Sure enough if Kildare wanted to move the game, that was up to them, and backlash would have been an internal issue via a refusal to sell their product to the next generation while giving the local economy a kick, some of which may make its way back into local GAA.
They didn't though. End of.
Thankfully Kildare have no room to maneuver on this going forward, as their board's approach and that of Cian O'Neill means there is no going back. The manager would be out of a job if they aren't in Newbridge on Saturday evening, and the county board have pitched their swords and now all they've to do is not fall on them. It's tough on the players as this is heading towards a walkover, but what would be tougher on those players is to accept this loaded dice. Some on the Mayo team spoken to privately yesterday have also said their opponents are absolutely correct as they train for months on end, have an advantage earned whipped away, and are left to face this mess that's not of their makings rather than being allowed to concentrate on an elimination game just days away.

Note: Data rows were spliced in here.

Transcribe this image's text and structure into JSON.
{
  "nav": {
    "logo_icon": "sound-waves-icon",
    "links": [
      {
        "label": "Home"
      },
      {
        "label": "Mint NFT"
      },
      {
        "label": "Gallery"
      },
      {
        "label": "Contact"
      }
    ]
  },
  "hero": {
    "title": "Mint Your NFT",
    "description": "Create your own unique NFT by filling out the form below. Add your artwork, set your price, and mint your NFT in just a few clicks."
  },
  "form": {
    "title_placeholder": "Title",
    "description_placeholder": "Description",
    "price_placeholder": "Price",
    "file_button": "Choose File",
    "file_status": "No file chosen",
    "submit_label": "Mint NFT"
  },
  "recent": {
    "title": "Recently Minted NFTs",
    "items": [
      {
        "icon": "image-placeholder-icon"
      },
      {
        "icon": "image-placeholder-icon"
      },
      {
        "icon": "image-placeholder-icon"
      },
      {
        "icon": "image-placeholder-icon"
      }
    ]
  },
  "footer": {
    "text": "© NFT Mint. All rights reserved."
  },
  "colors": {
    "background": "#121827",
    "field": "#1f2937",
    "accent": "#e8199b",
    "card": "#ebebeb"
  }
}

What it all means is the GAA can't win, and Kildare can't lose no matter the outcome. The bully tried to do his thing and was caught out, but if the association needed a bloody nose, then it isn't bleeding just yet. This has to be the start rather than the end and the GPA rowing in with Kildare is big for does it mean Mayo show up in Newbridge and both are kicked out? Do other counties down tools? And should Kildare not give relevant notice of a forfeit, do the GAA have the courage to throw them out of 2019.
Their path is far from clear but the road Kildare must walk is. If and when they're excluded, it's time to take the legal route. While they may not win in court, it could put the summer on hold until there's a verdict around their situation. That would be a serious statement and would help continue a serious lesson that those at the top, so out of touch with ordinary GAA people, need to learn.
The saying goes that greed makes man blind and foolish, and makes him an easy prey for death. That sentiment is being proven as even if Kildare walk away from the championship, they'll have had the best and most important summer of anyone.